As we saw with var, referencing a variable before the variable is declared will give you a value of undefined. This isn’t very intuitive, as we probably shouldn’t be referencing variable before they’re declared anyway. Luckily for us, let fixes this. Variable declared with the let keyword, will hoist the variable declaration to the top of the block just like with var, but, referencing the variable before the declaration will result in a reference error. To see this in action, let’s revisit our hoisting example we saw earlier with var. Even though we’re logging the hoisted variable before the variable is declared, because of hoisting, the interpreter will modify our code to look like this. So when the hoisted variable is logged, we get undefined. However, with let, the interpreter will still hoist the variable declaration but unlike var, if you try to reference a variable before the declaration, you’ll get a reference error.

So to recap to far, unlike var, variables declared with var will be block scoped and, trying to reference them before they’re declared will throw a reference error. Now that we understand the difference between var and let, what about const? Turns out, const is almost exactly the same as let. The only difference is that once you’ve assigned a value to a variable using const, you can’t reassign it to a new value. Let’s dive a little bit deeper into const because there are some common misconceptions.

We’re going to make two variables. The first one we’ll call name, and we will use the let keyword. The second we will use const and we will call it handle. Both of them will be strings. Now, if I wanted to reassign a new value to name, I can do that just by like you’re used to, saying name = ‘Tyler McGinnis’. But, if I try to reassign a new value to handle, what’s going to happen is we’ll get this error right here saying “uncaught type error: Assignment to constant variable”. So with const, once you’ve assigned a variable a value, you can’t reassign it a new value. Notice I’m being pretty clear with my words when it comes to const. We can’t reassign a new value to const. This is where it gets a little bit tricky. Say we had a person object that we declared with the const keyword. We’ll just give it a name property. Notice, what I can do, I can come in here and say person.name = ‘Tyler’. Because what I’m not doing, is I’m not reassigning person a new value. Instead, I’m just modifying an existing property on the person object. So if we look at our person object now, instead of being “Tyler McGinnis”, it’s just “Tyler”. But what I can’t do, is I can’t come in here and say person now equals a new object, because, since we declared it with the const keyword, we can’t reassign it a new value. So that’s why you need to be careful with const because const variable aren’t immutable. You can still change them. They just can’t be reassigned a new value.

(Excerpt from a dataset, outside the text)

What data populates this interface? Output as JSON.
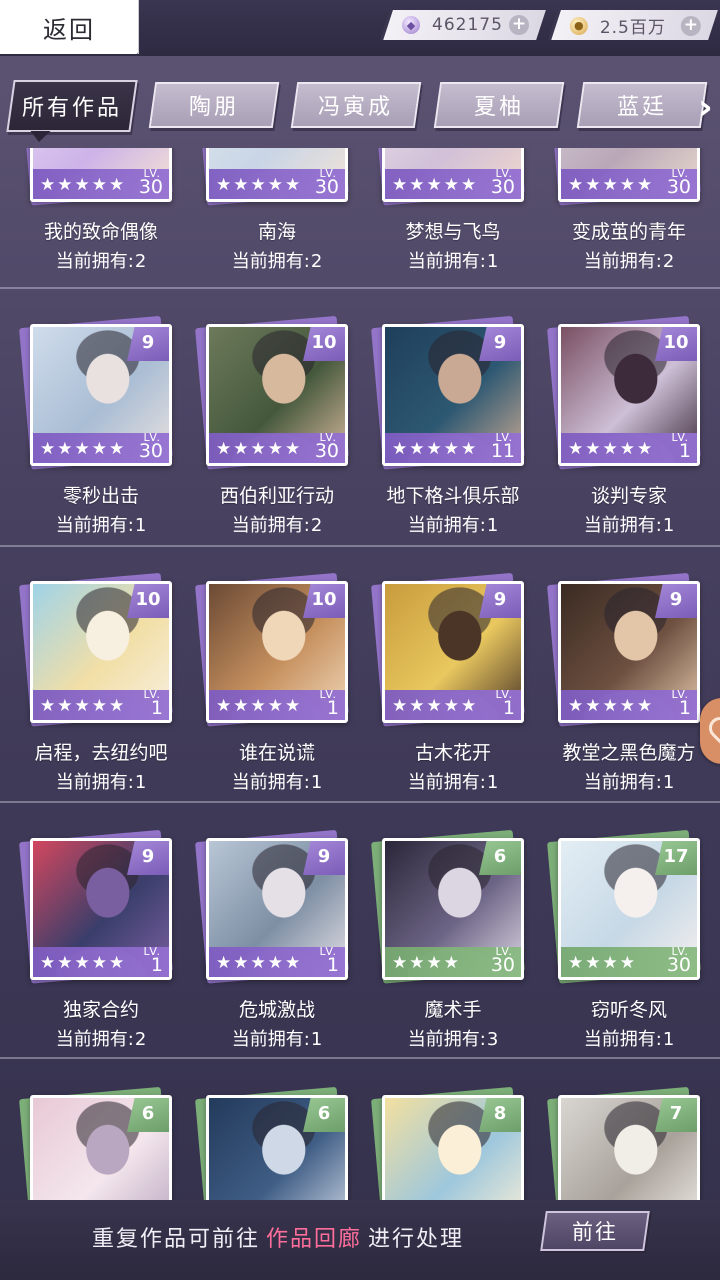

Now the last question we need to answer, is which one should we use. The popular opinion, and the opinion that I subscribe to is that you shouldn’t always use const unless the variable is going to change. The reason for this is by using const, you’re telling your future self as well as any other future developers that use your code that this variable shouldn’t change. If it does change, you should use let, like in a for loop. So between variables that change change and variables that don’t change, there’s really no other use cases so that means we really never need to use var again. Now the unpopular opinion, though it still has some validity to it, is that you should never use const, because, when you use const, what you’re trying to do is you’re trying to say “this variable will never change”. Unfortunately, if that variable is an object as we saw earlier, it can still change.

So to recap, var is function scoped and if you try to use a variable declared with var before the actual declaration, you’ll just get undefined. const and let are blocked scoped and if you try to use a const or let variable before the declaration you’ll get a reference error. And the difference between let and const is that once you’ve assigned a value to const, you can’t reassign it, but with let, you can.

Liked this post? Share it 🕺

Newsletter

Listen, I get it, newsletters are the worst.

But, as Louis from Colorado says, "This newsletter sucks less than the others".

We only send spam. That's a joke.